Taking the price of land out of the equation obviously significantly reduces the cost. Moreover, when an owner goes to sell the house, the ground lease in place restricts the owner from selling on the open market. Instead, the owner must sell to another low-to-moderate income household at a price pre-determined by a resale formula contained in the lease. This would help ensure such housing remained available to those with the greatest need, a long-term solution that must be good for NZ.

With this approach, owners have no incentive to view their house as a financial investment to turn a profit, but only as a place to live. Like traditional private homes, owners can still finance the purchase with a mortgage, and can improve the home as they see fit. They could also sit on the co-op board to help make decisions about how the co-op is run.

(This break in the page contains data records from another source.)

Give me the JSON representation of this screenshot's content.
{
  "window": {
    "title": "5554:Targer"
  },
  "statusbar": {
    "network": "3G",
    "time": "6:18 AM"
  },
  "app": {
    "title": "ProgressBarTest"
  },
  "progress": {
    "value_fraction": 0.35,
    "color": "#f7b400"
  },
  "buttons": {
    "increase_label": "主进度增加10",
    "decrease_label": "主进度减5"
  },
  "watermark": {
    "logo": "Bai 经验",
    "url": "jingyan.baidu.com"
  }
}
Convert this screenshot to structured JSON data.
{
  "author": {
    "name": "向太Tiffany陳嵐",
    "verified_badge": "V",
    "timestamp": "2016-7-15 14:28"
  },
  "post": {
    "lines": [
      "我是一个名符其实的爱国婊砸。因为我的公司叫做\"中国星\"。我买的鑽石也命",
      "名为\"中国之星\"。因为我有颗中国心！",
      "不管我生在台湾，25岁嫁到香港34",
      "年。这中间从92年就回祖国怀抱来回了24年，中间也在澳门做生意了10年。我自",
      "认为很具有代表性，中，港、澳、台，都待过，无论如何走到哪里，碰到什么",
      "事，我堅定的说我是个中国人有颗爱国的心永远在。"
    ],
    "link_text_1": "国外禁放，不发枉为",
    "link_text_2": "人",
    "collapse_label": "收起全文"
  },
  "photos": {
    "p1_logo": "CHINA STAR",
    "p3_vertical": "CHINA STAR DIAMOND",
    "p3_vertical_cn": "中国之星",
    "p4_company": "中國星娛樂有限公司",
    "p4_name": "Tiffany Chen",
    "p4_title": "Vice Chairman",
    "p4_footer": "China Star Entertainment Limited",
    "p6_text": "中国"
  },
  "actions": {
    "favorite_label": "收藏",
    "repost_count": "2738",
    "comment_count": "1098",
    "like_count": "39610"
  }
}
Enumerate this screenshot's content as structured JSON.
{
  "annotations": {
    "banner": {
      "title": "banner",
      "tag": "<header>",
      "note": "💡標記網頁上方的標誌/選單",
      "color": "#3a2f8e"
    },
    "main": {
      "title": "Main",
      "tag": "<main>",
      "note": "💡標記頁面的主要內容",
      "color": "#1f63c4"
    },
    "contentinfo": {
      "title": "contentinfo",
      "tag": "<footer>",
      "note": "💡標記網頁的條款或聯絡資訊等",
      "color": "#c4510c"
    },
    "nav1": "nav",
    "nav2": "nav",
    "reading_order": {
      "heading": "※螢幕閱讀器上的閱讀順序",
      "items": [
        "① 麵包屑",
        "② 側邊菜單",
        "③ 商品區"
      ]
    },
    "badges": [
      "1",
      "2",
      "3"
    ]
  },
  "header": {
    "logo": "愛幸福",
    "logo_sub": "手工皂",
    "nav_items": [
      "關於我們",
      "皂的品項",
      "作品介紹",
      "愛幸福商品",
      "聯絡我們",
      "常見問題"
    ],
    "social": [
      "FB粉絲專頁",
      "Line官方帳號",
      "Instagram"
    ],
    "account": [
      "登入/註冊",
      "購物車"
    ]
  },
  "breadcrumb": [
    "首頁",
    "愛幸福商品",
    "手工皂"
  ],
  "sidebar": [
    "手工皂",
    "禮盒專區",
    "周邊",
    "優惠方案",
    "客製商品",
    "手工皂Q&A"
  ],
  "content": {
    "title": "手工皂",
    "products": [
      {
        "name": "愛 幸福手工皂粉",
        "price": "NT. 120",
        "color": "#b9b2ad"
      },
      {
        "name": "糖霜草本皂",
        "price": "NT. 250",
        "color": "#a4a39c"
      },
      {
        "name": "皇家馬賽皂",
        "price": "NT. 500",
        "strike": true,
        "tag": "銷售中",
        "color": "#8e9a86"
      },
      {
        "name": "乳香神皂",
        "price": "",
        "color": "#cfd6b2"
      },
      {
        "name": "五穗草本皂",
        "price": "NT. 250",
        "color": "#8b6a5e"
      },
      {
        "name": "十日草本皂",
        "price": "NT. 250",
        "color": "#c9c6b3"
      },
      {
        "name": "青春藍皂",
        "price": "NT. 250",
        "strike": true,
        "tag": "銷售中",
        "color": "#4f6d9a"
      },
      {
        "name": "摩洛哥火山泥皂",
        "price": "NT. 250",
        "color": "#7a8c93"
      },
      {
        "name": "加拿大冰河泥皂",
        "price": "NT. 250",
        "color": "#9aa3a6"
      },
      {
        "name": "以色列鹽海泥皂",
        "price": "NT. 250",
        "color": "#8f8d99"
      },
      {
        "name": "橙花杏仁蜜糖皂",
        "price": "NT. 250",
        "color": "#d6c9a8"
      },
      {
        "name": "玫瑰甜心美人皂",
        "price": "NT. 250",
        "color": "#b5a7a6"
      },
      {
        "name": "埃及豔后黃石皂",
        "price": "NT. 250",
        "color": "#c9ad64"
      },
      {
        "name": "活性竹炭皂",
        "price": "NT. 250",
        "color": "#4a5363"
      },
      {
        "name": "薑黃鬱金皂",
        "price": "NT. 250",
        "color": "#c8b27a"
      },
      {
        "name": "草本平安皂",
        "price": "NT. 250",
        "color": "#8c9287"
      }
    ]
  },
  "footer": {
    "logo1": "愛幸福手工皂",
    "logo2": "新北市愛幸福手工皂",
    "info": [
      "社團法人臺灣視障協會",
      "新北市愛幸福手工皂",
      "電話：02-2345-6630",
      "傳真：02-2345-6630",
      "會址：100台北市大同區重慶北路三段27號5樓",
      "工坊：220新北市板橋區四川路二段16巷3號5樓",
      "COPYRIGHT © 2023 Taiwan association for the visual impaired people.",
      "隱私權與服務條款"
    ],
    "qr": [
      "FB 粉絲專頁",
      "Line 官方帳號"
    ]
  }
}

This type of co-op housing model is most common in the United States. The largest, the Champlain Housing Trust in Burlington, Vermont, is home to over 1,000 families and holds USD 300 million in assets.

Housing co-operatives – Option 2:

As above, establish housing co-operatives that are democratically run organizations, not-for-profit, formed to own and manage housing. Unlike option 1 however, co-op members would not own their own home (house, apartment, unit, townhouse etc). Rather, they would own shares in the co-op, which entitles them to their unit for as long as they own the shares. Typically, such co-ops own multi-family buildings with individual flats and shared common spaces. Co-op members could sell their shares on the open market, but acquiring a loan for a co-op share could be more challenging that getting a traditional mortgage which sometimes depresses the cost of co-ops to below market rate.

Zurich’s housing co-ops, for example, set their prices at an average 70 to 80 percent of the market rate. The democratic governance structure fosters collective decision-making about issues such as maintenance, rules and financial matters. Switzerland and Uruguay are the world leaders with this type of housing co-operative.

Challenge:

Co-operatives, while being commercially-driven, also have a strong sense of social responsibility and like to give back to local communities along the way. I can think of no greater need in Auckland right now, as well as several other cities in NZ either now or in the near future, than helping those without homes for their families. Housing co-operatives can help build a better NZ under a more sustainable business model.

To drive this initiative successfully will require NZ government, local council and local community support along with that from NZ’s co-operatives, mutuals and societies including those operating within the building and construction industry, building materials suppliers, banks, insurers, legal and financial advisors. In addition we require a group of individuals with the vision, courage and capability to set up such a co-operative (s). Cooperative Business NZ is here to help.

I now issue that challenge.

Craig Presland

CEO

Cooperative Business NZ

May 2017.